Waterford eager to get update on Summit Place Mall plan

Mike Martindale
The Detroit News

Waterford Township – — The future, if any, for the long-shuttered Summit Place Mall could be decided this month after nearly two years of delays in addressing building code violations and public safety hazards.

A closed meeting between township officials and the current and possibly future owners of the mall must take before Sept. 22, Waterford Township Supervisor Gary Wall said Friday.

“There have been some concerns about the property and we have been assured they are being addressed while the current owners are also negotiating with a prospective buyer,” Wall said. “We don’t want to stand in the way of any sale, but we also need to meet with them to learn what plans there are for the mall.”

Wall said he has not been told about plans for the mall.

A spokesperson for the mall’s owner, S.D. Capital of California, could not be reached for comment Friday.

The 1.3 million-square foot shopping center at Telegraph and Elizabeth Lake roads was condemned in December 2014. Inspections by the Waterford Township police, fire and the building departments found a litany of concerns ranging from broken doors and windows to exposed electrical wiring and open manhole covers.

Owners have been given several extensions to correct violations, Wall said, and safety hazards were to be corrected by Friday. He said the owners have patched holes in the parking lot, fenced off dangerous areas and provided a clear access roadway for the fire department and other vehicles around the building.

Wall and others have said they believe the mall is unsafe and can’t be rehabilitated. At a public meeting earlier this year, he said “we are fortunate we haven’t taken a dead person of out the building ... it’s dangerous.”

Township Trustee Anthony Bartolotta, who owns a car wash across the street from the mall, said officials and residents have been more than patient and “enough is enough.”

Bartolotta said no one knows whom the perspective buyer is, or if there is one.

“We keep hearing from the owners that there is some deal in the works,” he said. “But my concern is it’s just another delay and that whomever owns it are just going to walk away from the property and we are going to be left with a white elephant.”
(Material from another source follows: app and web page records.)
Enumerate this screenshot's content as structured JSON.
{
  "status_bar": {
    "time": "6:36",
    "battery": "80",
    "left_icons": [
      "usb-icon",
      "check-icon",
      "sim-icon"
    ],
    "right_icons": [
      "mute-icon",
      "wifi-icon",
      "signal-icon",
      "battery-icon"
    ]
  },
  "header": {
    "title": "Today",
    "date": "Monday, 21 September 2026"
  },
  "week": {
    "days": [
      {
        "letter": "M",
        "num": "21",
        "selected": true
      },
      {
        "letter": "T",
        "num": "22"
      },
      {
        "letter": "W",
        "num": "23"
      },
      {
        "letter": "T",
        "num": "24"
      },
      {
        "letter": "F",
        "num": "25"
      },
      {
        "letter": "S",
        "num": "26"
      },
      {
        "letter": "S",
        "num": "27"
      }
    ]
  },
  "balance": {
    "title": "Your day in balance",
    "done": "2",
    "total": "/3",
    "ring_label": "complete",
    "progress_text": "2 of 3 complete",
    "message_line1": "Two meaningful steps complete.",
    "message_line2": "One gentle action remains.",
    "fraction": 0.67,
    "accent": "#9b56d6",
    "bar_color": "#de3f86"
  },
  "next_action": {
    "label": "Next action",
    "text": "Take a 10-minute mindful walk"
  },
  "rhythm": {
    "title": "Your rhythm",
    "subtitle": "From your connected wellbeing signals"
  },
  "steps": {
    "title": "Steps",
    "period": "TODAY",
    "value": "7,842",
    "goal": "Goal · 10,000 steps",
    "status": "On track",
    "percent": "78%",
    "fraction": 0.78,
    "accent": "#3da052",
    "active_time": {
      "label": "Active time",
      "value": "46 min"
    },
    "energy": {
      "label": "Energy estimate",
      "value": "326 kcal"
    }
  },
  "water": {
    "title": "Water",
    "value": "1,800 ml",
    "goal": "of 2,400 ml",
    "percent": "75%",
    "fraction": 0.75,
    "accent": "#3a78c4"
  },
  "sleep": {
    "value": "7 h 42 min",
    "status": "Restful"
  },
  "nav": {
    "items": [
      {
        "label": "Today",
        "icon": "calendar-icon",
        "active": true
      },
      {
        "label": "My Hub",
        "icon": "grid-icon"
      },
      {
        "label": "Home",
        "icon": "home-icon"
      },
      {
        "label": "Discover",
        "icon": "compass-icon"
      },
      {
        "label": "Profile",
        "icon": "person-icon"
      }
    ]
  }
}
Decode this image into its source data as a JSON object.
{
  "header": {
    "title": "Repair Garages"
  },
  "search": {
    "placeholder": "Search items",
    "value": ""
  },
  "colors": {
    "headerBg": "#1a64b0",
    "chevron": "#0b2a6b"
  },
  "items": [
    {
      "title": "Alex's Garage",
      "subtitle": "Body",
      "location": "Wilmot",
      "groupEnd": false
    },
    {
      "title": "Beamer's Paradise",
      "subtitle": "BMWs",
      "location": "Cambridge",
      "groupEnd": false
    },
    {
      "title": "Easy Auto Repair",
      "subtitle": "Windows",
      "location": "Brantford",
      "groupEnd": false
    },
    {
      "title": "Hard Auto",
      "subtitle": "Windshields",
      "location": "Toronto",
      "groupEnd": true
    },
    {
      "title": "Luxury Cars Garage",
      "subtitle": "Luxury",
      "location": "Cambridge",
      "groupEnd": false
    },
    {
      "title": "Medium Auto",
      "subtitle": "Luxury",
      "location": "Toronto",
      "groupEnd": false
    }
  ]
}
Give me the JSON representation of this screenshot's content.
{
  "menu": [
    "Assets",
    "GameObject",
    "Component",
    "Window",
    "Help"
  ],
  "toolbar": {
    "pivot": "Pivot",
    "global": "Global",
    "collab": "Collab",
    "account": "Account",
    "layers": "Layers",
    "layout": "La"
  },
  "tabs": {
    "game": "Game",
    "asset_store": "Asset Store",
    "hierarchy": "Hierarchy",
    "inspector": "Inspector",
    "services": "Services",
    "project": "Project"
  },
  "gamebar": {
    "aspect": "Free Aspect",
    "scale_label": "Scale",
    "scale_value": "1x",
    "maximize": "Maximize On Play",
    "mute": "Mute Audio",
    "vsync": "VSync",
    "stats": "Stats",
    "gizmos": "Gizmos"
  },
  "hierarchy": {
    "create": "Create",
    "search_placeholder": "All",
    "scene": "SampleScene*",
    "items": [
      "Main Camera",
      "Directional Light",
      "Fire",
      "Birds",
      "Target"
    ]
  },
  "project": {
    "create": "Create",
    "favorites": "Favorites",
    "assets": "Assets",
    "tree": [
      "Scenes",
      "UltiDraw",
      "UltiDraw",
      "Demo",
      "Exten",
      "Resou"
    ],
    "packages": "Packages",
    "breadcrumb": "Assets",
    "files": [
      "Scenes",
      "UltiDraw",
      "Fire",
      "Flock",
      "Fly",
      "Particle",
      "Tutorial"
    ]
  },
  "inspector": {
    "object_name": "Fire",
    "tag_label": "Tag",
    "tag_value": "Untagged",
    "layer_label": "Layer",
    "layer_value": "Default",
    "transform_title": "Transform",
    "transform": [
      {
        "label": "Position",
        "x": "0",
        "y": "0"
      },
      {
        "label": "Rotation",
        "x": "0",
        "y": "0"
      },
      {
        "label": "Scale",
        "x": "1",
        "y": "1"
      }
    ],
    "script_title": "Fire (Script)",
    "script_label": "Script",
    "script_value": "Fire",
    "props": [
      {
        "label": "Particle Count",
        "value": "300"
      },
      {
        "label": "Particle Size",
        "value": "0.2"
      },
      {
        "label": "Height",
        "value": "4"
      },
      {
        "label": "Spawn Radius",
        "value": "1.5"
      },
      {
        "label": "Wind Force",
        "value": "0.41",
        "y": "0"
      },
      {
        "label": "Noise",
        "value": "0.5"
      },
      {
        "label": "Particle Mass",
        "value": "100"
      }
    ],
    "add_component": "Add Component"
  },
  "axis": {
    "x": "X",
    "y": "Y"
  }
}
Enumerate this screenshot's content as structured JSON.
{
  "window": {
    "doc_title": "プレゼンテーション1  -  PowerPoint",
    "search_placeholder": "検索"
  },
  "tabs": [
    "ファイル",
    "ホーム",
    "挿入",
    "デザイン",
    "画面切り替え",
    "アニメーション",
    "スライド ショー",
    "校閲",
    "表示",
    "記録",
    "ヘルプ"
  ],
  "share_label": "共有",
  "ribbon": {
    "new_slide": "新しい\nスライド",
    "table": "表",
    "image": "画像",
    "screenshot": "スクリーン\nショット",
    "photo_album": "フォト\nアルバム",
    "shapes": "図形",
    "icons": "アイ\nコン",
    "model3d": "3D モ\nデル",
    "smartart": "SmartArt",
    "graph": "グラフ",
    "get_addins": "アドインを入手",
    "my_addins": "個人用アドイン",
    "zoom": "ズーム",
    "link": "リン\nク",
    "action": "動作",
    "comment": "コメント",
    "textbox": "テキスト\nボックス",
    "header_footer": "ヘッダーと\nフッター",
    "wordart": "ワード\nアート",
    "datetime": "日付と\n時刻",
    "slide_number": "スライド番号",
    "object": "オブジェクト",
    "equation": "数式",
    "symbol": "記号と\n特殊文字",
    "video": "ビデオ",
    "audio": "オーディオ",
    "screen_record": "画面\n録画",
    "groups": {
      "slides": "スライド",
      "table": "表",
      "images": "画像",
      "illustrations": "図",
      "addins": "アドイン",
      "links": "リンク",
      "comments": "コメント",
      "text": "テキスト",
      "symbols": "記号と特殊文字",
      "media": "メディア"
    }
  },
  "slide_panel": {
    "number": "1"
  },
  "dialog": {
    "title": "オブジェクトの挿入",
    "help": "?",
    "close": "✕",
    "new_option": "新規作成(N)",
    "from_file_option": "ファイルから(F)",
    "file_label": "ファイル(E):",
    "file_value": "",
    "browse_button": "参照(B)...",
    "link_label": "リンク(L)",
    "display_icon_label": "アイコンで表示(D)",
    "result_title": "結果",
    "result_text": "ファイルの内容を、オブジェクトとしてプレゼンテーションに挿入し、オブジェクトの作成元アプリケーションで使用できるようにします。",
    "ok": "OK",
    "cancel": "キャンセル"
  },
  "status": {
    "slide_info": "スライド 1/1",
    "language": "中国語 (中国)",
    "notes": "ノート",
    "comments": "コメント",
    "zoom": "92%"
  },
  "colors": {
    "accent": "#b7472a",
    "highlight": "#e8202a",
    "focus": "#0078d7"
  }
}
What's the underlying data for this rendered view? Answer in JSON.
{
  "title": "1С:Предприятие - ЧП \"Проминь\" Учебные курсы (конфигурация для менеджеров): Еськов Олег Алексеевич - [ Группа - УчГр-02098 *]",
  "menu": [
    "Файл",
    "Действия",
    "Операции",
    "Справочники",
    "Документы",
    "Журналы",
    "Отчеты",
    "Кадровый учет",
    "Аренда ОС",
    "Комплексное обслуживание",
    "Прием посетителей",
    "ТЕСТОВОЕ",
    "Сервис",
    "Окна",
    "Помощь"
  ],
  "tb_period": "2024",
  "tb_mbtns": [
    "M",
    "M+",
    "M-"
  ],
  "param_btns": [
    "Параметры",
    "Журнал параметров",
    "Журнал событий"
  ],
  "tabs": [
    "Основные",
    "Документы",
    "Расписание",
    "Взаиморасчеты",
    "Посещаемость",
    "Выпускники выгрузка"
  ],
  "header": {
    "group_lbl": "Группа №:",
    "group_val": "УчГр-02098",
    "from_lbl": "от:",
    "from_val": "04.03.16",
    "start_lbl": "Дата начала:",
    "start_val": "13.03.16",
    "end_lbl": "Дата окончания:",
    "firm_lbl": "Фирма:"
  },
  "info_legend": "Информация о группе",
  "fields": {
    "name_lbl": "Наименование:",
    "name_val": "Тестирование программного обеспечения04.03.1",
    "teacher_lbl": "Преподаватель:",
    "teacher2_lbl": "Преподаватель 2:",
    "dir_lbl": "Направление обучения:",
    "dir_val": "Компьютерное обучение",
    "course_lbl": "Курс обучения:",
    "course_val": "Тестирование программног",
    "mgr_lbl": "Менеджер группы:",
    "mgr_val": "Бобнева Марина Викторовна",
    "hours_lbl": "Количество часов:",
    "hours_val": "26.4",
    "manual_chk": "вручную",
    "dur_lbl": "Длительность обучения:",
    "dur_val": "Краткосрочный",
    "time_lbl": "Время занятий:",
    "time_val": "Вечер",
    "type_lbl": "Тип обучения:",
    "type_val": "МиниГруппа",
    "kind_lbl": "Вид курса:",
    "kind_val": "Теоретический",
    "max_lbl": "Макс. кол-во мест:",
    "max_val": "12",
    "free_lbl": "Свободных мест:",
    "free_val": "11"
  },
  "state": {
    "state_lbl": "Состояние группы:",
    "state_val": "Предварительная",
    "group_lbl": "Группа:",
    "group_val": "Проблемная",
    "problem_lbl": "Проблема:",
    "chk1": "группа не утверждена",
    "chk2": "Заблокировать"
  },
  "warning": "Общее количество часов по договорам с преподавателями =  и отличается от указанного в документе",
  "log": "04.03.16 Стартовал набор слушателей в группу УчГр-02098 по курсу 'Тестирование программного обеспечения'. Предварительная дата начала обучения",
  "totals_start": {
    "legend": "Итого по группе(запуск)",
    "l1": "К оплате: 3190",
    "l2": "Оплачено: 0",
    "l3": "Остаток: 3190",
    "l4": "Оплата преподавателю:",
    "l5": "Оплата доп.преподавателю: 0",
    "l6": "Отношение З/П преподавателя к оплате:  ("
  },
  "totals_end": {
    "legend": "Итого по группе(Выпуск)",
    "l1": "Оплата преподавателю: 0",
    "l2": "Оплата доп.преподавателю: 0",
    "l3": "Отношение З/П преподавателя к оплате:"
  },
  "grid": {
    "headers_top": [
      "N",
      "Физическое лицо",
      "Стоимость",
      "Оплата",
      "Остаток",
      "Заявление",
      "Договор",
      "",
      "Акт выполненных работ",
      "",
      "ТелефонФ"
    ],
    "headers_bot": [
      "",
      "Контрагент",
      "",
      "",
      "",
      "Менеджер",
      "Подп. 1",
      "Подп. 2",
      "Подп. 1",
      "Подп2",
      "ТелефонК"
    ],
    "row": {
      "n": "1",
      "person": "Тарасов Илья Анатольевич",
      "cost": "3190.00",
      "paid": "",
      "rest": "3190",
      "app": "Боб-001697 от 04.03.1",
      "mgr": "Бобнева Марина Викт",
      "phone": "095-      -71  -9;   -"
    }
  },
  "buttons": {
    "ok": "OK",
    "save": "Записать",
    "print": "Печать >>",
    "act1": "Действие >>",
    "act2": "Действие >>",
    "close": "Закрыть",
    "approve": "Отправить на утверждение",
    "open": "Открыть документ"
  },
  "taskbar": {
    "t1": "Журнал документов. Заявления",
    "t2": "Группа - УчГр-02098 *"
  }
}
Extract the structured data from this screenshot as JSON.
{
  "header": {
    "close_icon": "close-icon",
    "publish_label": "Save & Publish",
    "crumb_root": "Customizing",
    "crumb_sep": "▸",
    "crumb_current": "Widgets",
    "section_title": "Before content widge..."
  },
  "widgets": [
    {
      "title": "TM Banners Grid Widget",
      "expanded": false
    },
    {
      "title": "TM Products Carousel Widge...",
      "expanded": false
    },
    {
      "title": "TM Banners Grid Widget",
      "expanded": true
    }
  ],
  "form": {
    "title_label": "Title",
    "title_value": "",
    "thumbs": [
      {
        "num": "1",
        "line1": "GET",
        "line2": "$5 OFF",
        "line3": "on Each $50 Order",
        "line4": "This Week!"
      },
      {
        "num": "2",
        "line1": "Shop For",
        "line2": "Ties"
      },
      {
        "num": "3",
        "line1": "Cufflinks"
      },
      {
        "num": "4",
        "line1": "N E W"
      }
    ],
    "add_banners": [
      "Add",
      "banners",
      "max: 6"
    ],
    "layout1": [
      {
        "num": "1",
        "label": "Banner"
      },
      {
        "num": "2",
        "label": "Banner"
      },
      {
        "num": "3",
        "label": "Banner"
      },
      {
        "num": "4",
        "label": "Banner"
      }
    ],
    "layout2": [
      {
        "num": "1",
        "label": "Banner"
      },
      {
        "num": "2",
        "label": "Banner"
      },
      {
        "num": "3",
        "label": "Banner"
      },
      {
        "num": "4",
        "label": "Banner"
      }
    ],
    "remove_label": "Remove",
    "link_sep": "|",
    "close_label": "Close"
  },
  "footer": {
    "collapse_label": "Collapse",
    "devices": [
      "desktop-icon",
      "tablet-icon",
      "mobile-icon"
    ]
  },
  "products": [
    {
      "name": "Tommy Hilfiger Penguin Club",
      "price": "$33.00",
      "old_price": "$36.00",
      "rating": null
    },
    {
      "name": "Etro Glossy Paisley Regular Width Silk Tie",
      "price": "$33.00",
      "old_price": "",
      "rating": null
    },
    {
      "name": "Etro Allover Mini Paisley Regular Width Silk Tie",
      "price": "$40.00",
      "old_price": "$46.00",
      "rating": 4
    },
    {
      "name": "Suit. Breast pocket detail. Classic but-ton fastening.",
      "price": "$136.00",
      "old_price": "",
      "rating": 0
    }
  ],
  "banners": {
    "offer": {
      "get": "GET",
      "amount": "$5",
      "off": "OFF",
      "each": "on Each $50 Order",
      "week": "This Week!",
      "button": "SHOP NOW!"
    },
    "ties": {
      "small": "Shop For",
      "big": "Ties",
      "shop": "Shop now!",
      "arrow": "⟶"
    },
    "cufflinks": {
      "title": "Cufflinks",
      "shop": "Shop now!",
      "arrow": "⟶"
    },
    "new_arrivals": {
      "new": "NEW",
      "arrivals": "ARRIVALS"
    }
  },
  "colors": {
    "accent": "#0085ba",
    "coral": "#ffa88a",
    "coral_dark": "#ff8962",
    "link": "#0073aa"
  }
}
“We don’t want to harm any deal, but we want safety here. I’ve looked at it for years and know we have lost business in our township because of it. People are afraid to come to this side of town.”

The mall opened in 1963 and once boasted 200 tenants and six anchor stores — including several major department stores — a movie theater, restaurants, a food court and specialty businesses.

But time, smaller strip malls and shopping trends took a toll and it closed in September 2009, leaving only two anchor stores, Macy’s and J.C. Penney, which shut down in 2010. A Sears store, in a separate building on the property, closed in 2014.

Cost of demolition is pegged at more than $4.1 million, a fraction of what city engineers estimated it would cost to rehab the current mold-infested mall, which has a land market value of $3.7 million.

“We don’t have the money to demolish it,” Wall said. “We are hoping there is someone who has some plans to use the property.”

The seven-member township board, which voted unanimously Aug. 22 to endorse a demolition order, is scheduled to discuss the mall’s status at its Sept. 26 meeting where Wall is scheduled to discuss the confidential meeting.